• Scottish comedian RHONA CAMERON, who was raised in Musselburgh, first rose to fame via the stand-up comedy circuit, became a regular on British TV, and took part in the first series of I'm a Celebrity, Get Me Out of Here. Her first book, 1979: A Big Year in a Small Town, looked at life growing up as a lesbian in a small fishing port. This year has seen the publication of her debut novel, The Naked Drinking Club: Drunk, Disorderly and Down Under, a "darkly thrilling tale of obsession and addiction" about a hard-partying Edinburgh girl who heads to Australia.
• Left-wing Liverpudlian ALEXEI SAYLE was central to the alternative comedy circuit in the early 1980s. His TV series, Alexei Sayle's Stuff saw him awarded an International Emmy as well as a Fatwa declaration from a Syrian Muslim cleric after the show featured a mild insult aimed at Muslims in general.
Moving from performance to writing, Sayle published his first short novel Train to Hell in 1984 and he went on to publish several more as well as short story collections and a graphic novel, Geoffrey the Tube Train and the Fat Comedian. His most recent novel, last year's The Weeping Women Hotel, is set in a shelter for battered women. In typically Sayle surreality, the story of how the main character finds herself there includes parrots, a marionette execution, a South American novelist, an obscure form of kung fu and a tin of sardines.
• Her onstage persona may be that of an aggressive, foul-mouthed, hard-drinking, chainsmoker, but that did not stop JENNY ECLAIR, below, this year being voted 39th in Channel 4's countdown of the greatest ever stand-up comedians.
Her first novel, Camberwell Beauty, centres on a particular street in London located directly between an asylum and an arts college. The story follows the rise and fall of a seemingly perfect family that lives there. Her most recent novel, Having A Lovely Time, published in 2005, features two ordinary families on the verge of a nervous breakdown. Described as "funny, smart and refreshingly honest" it is a story of infidelity, jealousy, resentment, recriminations and, just occasionally, love.
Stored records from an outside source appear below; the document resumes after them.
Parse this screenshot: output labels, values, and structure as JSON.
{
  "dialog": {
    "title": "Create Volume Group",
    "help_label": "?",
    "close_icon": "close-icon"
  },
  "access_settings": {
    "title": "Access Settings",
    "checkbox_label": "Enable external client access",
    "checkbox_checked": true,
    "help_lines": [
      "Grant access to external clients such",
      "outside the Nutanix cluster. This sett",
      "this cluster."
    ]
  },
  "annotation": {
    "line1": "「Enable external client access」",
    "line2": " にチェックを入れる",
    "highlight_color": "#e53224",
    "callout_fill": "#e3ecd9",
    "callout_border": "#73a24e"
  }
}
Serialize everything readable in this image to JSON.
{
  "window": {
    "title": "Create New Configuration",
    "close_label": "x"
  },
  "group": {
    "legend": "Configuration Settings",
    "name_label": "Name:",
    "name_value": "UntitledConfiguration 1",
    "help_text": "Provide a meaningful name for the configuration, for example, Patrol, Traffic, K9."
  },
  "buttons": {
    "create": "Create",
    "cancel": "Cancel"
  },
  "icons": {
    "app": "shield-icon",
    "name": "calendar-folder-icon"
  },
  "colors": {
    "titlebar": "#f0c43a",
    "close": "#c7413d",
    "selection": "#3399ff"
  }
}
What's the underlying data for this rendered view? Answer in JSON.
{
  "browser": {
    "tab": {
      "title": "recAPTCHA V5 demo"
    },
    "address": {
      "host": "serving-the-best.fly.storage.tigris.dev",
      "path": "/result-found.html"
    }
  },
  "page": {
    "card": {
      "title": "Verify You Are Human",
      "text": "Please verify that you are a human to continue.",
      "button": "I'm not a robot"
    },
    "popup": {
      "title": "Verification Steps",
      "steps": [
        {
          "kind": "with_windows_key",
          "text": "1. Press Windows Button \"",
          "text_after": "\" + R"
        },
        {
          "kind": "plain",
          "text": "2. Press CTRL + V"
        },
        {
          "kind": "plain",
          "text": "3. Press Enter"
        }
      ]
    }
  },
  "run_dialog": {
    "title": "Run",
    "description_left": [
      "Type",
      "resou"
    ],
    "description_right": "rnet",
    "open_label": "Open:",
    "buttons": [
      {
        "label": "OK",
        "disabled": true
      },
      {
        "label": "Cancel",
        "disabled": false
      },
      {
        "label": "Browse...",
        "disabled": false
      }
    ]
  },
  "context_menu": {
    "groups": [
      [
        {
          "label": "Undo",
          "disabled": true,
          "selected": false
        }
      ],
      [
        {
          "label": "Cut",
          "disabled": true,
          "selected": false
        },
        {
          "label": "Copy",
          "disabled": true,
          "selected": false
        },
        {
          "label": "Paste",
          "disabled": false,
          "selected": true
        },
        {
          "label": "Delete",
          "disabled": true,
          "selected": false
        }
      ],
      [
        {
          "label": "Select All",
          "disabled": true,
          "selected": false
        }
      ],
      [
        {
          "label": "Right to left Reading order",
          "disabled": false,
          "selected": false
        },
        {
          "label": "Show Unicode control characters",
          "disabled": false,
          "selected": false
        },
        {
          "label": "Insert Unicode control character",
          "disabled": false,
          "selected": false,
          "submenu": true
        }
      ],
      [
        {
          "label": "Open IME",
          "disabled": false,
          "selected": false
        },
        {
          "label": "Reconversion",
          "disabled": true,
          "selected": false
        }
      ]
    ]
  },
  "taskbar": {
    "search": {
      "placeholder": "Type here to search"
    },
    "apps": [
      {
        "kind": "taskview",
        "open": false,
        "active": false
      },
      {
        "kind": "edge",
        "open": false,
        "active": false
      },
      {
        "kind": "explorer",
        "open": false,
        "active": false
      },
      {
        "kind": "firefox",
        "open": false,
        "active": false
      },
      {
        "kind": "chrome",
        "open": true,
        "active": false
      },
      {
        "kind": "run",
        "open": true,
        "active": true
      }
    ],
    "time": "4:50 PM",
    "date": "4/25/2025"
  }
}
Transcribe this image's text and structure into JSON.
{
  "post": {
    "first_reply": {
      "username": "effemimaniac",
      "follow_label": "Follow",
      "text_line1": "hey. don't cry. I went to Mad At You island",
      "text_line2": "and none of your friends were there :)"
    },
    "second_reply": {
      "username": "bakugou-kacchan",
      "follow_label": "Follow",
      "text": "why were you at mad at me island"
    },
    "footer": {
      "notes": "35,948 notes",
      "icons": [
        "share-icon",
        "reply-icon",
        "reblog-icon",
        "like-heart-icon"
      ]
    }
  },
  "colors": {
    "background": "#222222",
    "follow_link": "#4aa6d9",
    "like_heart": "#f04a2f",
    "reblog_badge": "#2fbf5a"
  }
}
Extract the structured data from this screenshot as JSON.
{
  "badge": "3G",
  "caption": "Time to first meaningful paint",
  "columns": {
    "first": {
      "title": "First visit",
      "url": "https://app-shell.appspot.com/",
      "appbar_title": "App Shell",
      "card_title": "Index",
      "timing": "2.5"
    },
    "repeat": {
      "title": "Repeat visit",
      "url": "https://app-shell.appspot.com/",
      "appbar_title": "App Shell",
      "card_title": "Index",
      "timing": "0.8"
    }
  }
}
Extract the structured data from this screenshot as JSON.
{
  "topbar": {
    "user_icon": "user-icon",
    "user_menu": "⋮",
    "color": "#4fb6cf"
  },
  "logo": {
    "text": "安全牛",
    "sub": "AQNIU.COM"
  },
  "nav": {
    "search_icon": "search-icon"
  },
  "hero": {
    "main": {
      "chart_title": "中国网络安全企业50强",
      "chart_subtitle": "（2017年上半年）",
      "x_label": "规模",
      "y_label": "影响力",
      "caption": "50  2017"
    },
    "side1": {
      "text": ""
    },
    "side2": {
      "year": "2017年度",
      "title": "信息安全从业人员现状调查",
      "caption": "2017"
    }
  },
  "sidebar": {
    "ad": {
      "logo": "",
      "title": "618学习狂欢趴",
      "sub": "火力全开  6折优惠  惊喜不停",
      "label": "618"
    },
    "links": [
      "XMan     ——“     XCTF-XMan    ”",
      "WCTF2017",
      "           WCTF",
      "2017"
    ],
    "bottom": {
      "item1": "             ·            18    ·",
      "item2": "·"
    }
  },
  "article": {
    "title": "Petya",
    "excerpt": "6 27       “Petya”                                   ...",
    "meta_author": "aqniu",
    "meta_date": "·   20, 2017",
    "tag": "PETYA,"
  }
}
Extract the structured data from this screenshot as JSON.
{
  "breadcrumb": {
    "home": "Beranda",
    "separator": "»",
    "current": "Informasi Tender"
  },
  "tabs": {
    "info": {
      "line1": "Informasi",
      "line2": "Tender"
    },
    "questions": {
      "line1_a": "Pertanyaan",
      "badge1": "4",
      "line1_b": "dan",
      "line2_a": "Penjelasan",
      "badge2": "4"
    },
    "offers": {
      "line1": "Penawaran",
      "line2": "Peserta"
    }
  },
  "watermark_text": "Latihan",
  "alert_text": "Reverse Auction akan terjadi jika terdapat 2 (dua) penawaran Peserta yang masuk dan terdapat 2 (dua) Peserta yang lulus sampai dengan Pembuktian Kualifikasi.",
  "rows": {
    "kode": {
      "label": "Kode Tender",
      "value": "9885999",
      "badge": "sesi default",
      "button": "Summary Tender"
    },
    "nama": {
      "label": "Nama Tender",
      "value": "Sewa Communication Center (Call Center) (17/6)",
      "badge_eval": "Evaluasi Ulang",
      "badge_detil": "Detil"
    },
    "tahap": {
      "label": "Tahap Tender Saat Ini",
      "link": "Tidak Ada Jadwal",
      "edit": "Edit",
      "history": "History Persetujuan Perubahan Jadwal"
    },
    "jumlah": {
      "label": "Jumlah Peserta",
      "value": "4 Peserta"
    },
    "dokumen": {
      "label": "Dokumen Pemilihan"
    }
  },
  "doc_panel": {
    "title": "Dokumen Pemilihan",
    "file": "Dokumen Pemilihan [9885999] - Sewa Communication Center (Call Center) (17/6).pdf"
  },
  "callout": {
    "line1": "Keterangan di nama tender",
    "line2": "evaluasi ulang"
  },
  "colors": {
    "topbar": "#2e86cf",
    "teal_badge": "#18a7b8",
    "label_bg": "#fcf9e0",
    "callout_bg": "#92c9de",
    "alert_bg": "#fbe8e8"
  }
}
• Starting out as a writer of comedies, the hugely successful BEN ELTON has his first major hit when he was just 23, as co-writer of the TV sitcom The Young Ones, in which he occasionally appeared. He went on to work on Blackadder, the worldwide hit which one four BAFTAs and an Emmy. Elton became a stand-up comedian, hosting Friday Night Live, primarily to showcase his own writing, and then became one of Britain's biggest selling live acts
His first novel, Stark, was published in 1989. Stark became a No 1 bestseller and has gone on to sell well over a million copies, and was made into a Australian TV film in 1993, in which Elton starred. He has written ten novels since then, most recently Chart Throb (2006) - a satire of X Factor/Pop Idol-style reality TV programmes.